-- DATASET --
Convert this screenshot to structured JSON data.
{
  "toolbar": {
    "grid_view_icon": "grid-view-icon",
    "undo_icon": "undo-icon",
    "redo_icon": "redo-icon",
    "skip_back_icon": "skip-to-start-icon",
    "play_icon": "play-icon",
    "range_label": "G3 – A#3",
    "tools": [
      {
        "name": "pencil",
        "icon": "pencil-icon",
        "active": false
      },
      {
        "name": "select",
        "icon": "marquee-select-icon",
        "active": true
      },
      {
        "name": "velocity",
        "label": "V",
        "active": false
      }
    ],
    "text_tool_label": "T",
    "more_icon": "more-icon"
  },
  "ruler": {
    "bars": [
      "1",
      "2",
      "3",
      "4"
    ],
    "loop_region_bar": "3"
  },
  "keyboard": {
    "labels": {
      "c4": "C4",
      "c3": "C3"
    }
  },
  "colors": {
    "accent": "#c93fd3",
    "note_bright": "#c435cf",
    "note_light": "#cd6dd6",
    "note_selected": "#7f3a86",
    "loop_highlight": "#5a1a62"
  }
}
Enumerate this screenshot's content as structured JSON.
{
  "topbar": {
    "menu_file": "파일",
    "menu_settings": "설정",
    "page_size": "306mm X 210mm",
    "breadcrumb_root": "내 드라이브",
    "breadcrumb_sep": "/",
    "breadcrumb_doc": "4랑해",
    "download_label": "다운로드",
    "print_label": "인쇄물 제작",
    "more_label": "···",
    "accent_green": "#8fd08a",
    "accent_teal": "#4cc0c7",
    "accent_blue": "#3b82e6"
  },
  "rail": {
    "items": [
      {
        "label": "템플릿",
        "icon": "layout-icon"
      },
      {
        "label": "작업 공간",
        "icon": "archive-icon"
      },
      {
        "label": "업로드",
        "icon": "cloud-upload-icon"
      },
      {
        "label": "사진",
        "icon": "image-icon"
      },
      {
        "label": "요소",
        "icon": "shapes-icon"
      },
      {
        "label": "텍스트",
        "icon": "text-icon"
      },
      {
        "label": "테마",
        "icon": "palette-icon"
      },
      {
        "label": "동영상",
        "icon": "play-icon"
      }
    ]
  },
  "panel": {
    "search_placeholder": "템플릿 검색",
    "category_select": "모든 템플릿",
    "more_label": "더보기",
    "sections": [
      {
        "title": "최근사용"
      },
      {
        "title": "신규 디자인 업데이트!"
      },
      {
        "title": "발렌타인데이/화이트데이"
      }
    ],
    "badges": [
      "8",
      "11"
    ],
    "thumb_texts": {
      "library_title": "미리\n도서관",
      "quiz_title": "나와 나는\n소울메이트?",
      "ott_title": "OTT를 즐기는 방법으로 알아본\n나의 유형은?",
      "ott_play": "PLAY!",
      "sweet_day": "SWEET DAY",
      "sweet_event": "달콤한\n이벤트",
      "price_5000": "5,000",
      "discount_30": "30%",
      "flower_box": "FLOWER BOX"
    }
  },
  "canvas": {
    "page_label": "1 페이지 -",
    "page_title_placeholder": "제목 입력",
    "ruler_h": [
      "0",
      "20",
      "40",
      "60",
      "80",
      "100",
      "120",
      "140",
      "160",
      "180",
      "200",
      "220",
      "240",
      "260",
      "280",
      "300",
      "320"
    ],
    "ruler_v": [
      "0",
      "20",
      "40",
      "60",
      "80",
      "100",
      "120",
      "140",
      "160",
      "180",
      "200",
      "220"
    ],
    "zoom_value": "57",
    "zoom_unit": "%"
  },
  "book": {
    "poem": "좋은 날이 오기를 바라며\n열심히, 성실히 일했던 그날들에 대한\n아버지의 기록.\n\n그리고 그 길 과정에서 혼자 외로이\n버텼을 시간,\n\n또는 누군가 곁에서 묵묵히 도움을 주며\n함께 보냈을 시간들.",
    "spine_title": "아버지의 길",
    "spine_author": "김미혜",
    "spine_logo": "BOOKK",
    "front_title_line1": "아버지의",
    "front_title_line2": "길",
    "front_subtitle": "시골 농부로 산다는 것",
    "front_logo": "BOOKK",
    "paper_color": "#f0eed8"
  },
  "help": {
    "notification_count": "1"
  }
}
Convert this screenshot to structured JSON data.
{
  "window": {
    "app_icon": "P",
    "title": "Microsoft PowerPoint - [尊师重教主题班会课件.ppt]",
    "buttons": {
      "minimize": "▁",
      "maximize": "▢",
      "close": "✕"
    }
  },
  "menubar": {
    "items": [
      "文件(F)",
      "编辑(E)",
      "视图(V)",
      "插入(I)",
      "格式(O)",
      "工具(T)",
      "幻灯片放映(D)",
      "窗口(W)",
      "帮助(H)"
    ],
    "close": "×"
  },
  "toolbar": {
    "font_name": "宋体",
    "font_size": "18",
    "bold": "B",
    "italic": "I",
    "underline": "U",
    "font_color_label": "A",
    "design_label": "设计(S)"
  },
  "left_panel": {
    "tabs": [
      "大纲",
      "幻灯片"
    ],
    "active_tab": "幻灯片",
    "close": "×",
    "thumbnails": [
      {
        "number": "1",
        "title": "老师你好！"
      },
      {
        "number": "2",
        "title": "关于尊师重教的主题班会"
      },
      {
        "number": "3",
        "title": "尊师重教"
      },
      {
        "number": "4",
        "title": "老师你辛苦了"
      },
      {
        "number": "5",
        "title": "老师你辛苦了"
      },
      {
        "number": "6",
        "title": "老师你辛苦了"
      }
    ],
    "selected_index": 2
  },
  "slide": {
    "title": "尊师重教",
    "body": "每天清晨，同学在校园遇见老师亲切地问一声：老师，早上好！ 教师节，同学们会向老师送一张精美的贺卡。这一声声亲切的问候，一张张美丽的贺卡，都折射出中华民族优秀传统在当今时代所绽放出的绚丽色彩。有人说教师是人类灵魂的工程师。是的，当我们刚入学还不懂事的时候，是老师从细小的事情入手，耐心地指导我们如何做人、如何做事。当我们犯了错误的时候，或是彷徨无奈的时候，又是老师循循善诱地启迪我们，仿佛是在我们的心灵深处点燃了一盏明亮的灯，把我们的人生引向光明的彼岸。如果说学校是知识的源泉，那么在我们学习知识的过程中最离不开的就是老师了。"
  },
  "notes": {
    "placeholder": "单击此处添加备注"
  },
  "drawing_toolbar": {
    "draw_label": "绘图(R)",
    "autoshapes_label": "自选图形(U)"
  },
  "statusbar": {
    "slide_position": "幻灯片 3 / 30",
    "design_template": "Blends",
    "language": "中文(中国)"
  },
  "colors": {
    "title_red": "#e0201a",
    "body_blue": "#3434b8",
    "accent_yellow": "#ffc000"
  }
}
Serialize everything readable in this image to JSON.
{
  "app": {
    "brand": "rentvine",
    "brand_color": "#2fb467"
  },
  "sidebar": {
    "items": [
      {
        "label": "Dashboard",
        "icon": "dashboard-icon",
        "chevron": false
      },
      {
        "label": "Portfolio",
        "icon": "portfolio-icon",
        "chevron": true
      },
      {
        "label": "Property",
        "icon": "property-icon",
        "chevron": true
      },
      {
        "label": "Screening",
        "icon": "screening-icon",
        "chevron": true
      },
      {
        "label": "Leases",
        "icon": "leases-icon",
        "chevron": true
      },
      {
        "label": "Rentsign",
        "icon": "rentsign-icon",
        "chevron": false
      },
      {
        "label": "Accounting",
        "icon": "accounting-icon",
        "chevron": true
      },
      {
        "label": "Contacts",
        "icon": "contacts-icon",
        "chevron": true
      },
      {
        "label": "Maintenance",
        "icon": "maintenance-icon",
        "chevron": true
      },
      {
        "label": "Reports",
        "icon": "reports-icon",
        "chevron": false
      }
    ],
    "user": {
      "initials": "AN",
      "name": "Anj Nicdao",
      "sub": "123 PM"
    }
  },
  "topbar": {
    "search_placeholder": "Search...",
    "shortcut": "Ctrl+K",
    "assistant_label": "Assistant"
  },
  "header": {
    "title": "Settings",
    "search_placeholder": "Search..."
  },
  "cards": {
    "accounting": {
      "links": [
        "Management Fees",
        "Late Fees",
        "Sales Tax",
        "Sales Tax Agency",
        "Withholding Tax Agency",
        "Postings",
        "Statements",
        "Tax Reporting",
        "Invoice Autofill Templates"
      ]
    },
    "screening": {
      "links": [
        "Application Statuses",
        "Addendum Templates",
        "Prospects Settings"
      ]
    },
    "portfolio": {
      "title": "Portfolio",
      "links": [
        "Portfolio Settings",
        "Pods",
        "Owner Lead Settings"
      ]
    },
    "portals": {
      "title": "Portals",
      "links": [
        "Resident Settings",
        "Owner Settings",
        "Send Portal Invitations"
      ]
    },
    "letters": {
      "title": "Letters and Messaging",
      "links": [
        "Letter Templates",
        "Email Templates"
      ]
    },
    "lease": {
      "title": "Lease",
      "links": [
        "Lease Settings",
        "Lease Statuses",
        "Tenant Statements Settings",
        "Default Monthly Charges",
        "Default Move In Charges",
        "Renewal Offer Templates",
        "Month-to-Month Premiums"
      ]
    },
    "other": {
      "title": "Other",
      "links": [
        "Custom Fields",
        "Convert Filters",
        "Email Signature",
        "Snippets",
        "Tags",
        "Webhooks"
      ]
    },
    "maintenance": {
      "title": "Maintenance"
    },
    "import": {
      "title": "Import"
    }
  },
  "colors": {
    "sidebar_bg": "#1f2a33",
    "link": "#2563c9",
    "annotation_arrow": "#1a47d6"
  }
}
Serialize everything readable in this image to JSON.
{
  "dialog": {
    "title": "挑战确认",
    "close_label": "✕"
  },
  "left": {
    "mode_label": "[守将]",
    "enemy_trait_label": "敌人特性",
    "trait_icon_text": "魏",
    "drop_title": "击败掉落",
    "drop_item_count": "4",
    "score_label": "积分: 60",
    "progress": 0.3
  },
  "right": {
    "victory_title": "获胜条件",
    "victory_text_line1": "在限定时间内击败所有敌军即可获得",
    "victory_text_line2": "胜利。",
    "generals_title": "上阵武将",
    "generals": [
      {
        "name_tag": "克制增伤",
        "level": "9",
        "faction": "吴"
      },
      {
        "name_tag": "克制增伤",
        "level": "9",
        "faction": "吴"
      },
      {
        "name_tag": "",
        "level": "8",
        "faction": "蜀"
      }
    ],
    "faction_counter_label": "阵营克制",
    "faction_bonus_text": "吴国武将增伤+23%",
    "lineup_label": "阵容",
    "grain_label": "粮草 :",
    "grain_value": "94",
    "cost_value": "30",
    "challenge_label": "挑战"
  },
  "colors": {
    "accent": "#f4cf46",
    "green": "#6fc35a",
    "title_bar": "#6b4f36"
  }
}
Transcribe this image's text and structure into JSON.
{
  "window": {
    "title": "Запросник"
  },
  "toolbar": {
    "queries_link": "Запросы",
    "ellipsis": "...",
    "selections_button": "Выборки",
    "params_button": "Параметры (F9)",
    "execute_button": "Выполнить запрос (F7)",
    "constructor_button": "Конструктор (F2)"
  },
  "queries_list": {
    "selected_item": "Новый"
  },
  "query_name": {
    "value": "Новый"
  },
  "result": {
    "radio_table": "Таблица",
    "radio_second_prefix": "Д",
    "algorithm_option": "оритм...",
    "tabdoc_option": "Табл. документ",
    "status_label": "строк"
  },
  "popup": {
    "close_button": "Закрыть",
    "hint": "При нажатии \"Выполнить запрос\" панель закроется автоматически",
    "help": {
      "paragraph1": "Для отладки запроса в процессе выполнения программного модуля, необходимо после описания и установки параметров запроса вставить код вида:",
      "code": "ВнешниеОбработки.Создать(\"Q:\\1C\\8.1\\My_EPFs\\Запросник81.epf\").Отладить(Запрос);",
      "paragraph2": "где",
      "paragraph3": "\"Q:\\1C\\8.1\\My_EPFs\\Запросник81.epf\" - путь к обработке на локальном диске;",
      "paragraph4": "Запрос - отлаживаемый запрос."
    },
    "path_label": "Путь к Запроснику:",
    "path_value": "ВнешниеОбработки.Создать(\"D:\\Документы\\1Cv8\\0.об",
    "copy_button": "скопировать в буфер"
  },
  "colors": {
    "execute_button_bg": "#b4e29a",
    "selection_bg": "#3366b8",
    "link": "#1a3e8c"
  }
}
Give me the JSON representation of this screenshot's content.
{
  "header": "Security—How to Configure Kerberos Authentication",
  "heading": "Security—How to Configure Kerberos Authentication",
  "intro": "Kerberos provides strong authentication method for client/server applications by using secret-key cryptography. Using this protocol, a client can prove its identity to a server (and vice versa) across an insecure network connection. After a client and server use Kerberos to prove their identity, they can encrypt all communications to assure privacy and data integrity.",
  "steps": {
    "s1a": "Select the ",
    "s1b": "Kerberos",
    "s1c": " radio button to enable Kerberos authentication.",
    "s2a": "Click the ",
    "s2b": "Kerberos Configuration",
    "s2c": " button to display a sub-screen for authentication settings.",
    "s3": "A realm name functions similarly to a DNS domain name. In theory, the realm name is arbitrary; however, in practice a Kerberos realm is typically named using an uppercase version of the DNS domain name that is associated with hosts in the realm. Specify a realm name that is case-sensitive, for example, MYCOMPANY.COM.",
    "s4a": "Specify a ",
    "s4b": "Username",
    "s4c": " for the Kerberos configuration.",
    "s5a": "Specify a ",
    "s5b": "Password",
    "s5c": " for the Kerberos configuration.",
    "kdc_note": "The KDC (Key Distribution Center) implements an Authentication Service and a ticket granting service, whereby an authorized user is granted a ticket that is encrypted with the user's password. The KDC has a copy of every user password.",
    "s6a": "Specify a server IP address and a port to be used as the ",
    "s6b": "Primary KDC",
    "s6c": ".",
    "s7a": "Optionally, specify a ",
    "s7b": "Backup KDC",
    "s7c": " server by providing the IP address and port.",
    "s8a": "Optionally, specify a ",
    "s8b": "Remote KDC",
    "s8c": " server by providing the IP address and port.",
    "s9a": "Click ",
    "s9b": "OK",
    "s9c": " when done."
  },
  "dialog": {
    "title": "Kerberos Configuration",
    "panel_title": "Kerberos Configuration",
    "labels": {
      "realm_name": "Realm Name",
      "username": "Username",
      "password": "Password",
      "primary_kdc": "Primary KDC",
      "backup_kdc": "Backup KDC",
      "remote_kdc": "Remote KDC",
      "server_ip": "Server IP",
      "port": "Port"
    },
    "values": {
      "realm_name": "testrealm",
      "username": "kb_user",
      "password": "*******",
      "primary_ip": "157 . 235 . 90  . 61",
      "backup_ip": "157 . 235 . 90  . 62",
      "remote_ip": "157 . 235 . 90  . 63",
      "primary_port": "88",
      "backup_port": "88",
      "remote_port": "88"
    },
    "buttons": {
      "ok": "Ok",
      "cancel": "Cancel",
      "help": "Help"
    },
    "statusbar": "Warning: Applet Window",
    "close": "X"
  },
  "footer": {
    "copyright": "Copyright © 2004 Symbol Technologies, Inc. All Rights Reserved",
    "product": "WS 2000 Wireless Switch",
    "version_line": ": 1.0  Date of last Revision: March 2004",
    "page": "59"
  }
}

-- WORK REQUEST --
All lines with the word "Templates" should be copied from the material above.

-- EXERCISE RESULT --
        "Invoice Autofill Templates"
        "Addendum Templates",
        "Letter Templates",
        "Email Templates"
        "Renewal Offer Templates",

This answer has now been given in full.